Our approach to business case development involved an adaptive process of facilitation, options exploration and modelling and development of the final business case.
The work started with an exploration of the work done to date, including a review of previous research, discussions, draft reports and delivered presentations. An intensive exploration of the opportunity with a core business case team quickly revealed that wholesale replacement of input sourcing was likely not a desirable option; the organization would be trading off the risk of continued reliance on a single source of supply from the third-party supplier to themselves. It also identified several other viable options to explore that would meet the organization’s objectives of improving control over supply quality, diversifying sources of supply and ensuring a steady input stream into their manufacturing operation.
We worked with the organization to develop each option. We worked through a strategic definition of each opportunity, and estimation of the potential costs and benefits of each of the options under consideration. We also developed and modelled less tangible and more qualitative impacts that should still be factors in the overall decision making process.

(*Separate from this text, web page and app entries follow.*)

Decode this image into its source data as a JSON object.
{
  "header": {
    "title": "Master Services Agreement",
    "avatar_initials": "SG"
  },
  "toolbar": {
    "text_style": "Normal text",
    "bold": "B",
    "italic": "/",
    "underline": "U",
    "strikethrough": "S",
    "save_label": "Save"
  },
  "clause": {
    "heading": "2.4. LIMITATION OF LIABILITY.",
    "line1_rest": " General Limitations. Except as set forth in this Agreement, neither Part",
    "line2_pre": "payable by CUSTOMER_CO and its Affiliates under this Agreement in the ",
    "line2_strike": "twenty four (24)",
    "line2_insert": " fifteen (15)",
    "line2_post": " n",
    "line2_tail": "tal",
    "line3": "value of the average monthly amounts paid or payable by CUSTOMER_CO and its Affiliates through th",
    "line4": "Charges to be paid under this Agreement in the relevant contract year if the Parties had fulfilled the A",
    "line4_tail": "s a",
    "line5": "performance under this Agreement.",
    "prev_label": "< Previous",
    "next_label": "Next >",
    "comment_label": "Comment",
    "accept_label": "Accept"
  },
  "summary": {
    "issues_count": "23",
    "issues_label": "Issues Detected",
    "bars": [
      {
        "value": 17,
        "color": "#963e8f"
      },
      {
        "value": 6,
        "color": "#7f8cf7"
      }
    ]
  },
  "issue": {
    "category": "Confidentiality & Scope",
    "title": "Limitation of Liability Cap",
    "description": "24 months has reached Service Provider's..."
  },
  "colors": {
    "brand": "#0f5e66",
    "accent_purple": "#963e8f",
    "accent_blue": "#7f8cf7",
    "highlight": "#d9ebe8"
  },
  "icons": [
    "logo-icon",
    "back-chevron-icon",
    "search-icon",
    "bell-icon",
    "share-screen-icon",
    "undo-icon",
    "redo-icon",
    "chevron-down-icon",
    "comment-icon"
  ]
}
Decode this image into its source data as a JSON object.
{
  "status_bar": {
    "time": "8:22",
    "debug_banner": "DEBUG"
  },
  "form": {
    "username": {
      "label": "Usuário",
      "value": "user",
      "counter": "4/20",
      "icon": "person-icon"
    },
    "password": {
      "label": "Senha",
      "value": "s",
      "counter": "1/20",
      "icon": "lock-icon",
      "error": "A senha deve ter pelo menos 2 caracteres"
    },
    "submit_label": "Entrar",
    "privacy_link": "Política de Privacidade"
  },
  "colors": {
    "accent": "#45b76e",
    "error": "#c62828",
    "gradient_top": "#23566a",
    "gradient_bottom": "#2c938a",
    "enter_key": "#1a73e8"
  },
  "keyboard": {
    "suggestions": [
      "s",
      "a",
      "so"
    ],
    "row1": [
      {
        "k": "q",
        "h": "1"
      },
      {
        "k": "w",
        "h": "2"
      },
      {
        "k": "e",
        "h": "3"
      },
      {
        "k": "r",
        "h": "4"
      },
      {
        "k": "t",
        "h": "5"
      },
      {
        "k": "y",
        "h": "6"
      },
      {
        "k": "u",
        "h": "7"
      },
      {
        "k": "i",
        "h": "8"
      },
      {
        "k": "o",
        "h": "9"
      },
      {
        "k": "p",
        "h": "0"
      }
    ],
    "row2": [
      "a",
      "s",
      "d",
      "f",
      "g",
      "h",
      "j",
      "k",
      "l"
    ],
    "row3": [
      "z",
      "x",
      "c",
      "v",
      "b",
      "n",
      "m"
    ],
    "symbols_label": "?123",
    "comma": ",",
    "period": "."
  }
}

The overall business case was compiled and developed, including development of detailed and summary narratives. This provided a record of developed assumptions going into the decision making process, while also supporting presentation and review by an executive audience.
One of the most intriguing parts of this engagement was the development of multiple viable, realistic options for the proposed investment. While many businesses cases present their preferred option, a non-viable status quo and one or two other less-likely strategies for consideration, this one did not. Each option was a realistic and potential solution to the organization’s problem. Consideration of the most appropriate solution literally required doing the work; we needed to model the solutions, develop realistic conceptual estimates of costs and benefits, and do the comparative analysis to figure out which one best satisfied the organization’s goals in a cost-effective manner.
While the organization ultimately opted to defer the investment and invest in improvements in the existing supplier relationship in the short-term, the overall engagement was considered to be a significant success. The business case demonstrated what was possible in reviewing and considering investment decisions. The developed business case continued to serve as a model for future projects, and has continued to be used as a reference. Most satisfying, we were able to transfer knowledge to support the development of future business cases to internal staff.